Disneyland has laid off 28,000 employees. The park has been closed for several months since the COVID pandemic hit. The executives at Disney had hoped to open the park, which includes the adjacent California Adventure, in September. It was not to be. As a result, Disney is losing billions of dollars in revenue from ticket receipts, hotel bookings, restaurant business, and merchandise sold in the parks and in the Downtown Disney area. Even though parts of Downtown Disney, which includes retail stores, restaurants, bars, and nightclubs have been partially opened and doing a fraction of the business that they do when the parks are open, it is likely that many of them will have to close unless the parks are able to open.

But to date, there is no word from the villain in this story, Governor Gavin Newsom, on when Disneyland or California Adventure will be allowed to open despite Disney’s appeals that it can open the park and attractions with new social distancing and other COVID mitigation protocols. The governor’s edict that Disneyland remain closed also effects nearby Knott’s Berry Farm amusement park and all the ancillary businesses – hotels, restaurants, bars, and retail venues throughout the greater Anaheim area that thrive on the traffic that these amusement parks generate on a year-round basis. So, the Disneyland layoffs may pale in comparison to the other layoffs that have occurred and will continue to occur as these other Disney-reliant businesses struggle to stay open.

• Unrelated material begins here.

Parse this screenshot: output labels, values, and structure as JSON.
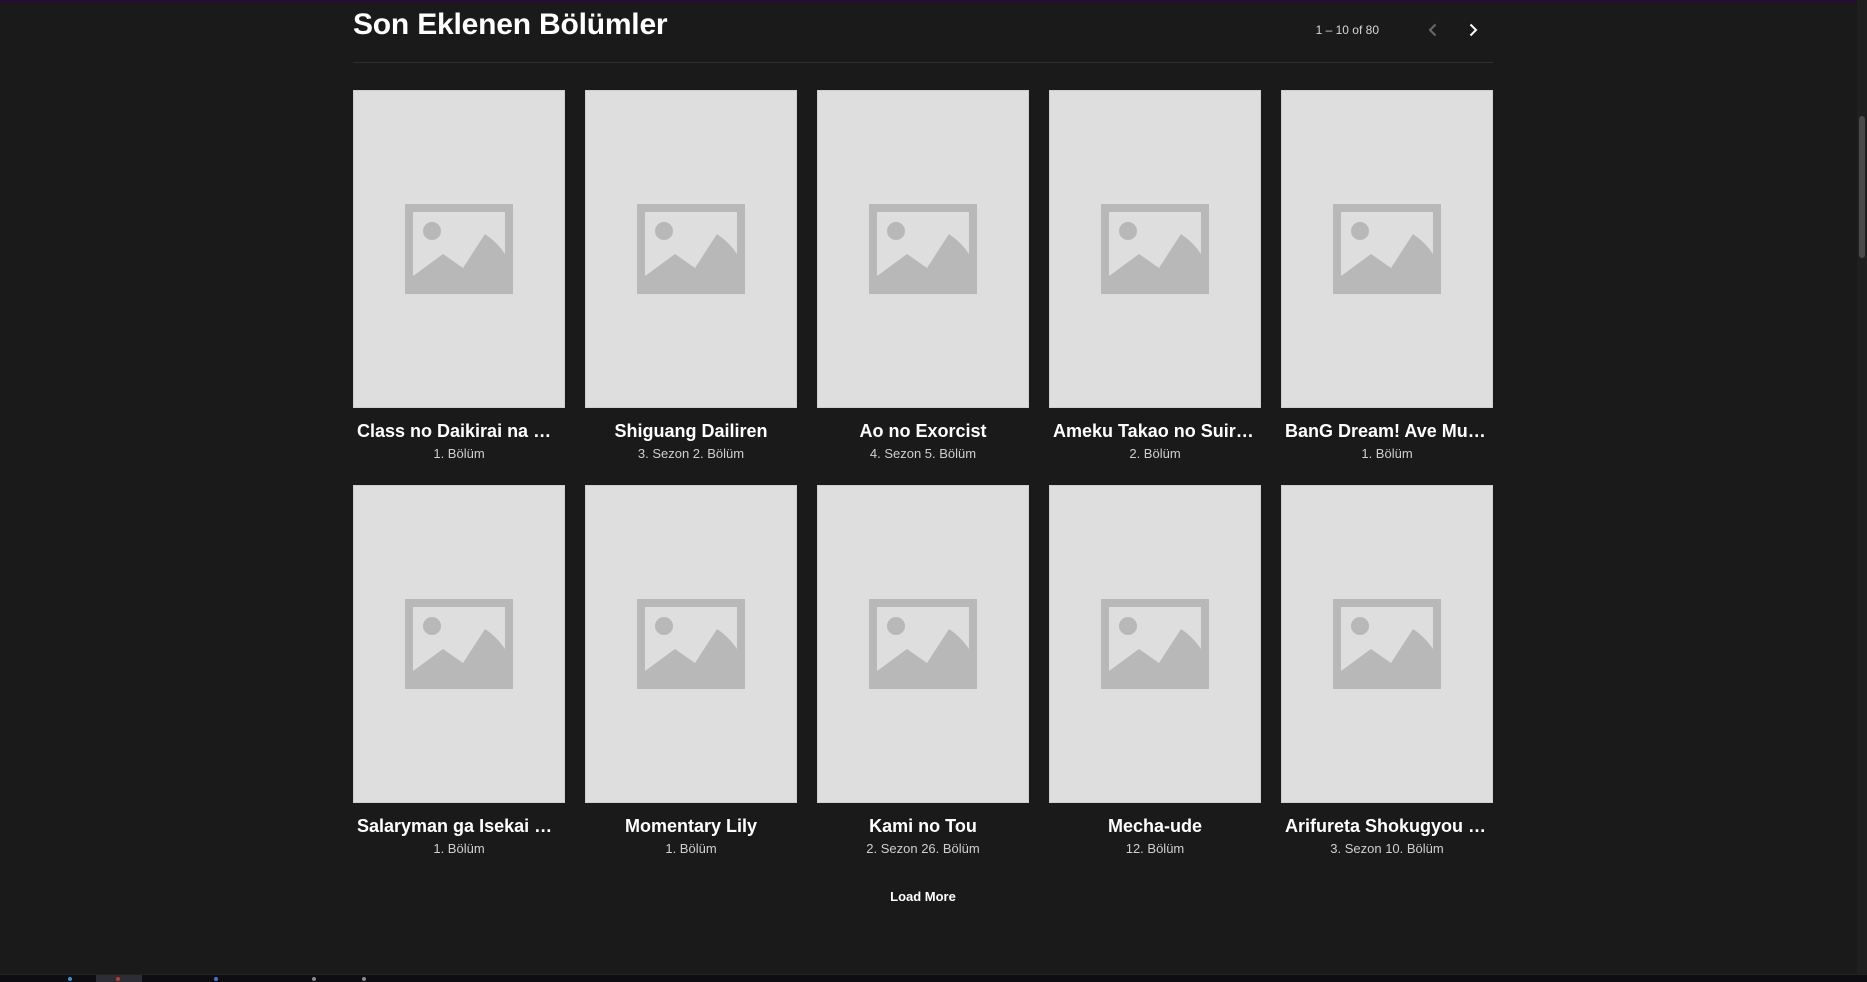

Recommended by Ricochet Members Created with Sketch. Member Post

 

I was promised an Apocalypse. Destruction would abound. The economy shut down, there would be death in the streets. Hospitals everywhere would struggle to manage the cases of the disease; beds would line the halls and cots would be placed under tents in the streets. Doctors would fall ill, nurses would succumb to the virus. […]

Join Ricochet!

This is a members-only post on Ricochet's Member Feed. Want to read it? Join Ricochet’s community of conservatives and be part of the conversation. Get your first month free.

Join Jim and Greg as they dig into new polling numbers showing millennial and Gen Z voters very unenthusiastic about Joe Biden. They also react to Nashville officials covering up information showing very few COVID transmissions in bars and conspiring to make sure the public did not know. And they enjoy spiking the football on John Kerry by looking back to his 2016 pronouncement that there would never be Israeli-Arab peace outside of a peace deal involving the Palestinians.

Join Jim and Greg as they cheer what appears to be a major antibody discovery from the University of Pittsburgh that could be a huge asset in the fight against COVID. They also spotlight the “party of science” figures like Kamala Harris and North Carolina U.S. Senate hopeful Cal Cunningham saying they would not trust a COVID vaccine announced prior to the election. And they have fun with Kamala promising what would happen in a “Harris administration” before suddenly remembering she’s not actually the nominee.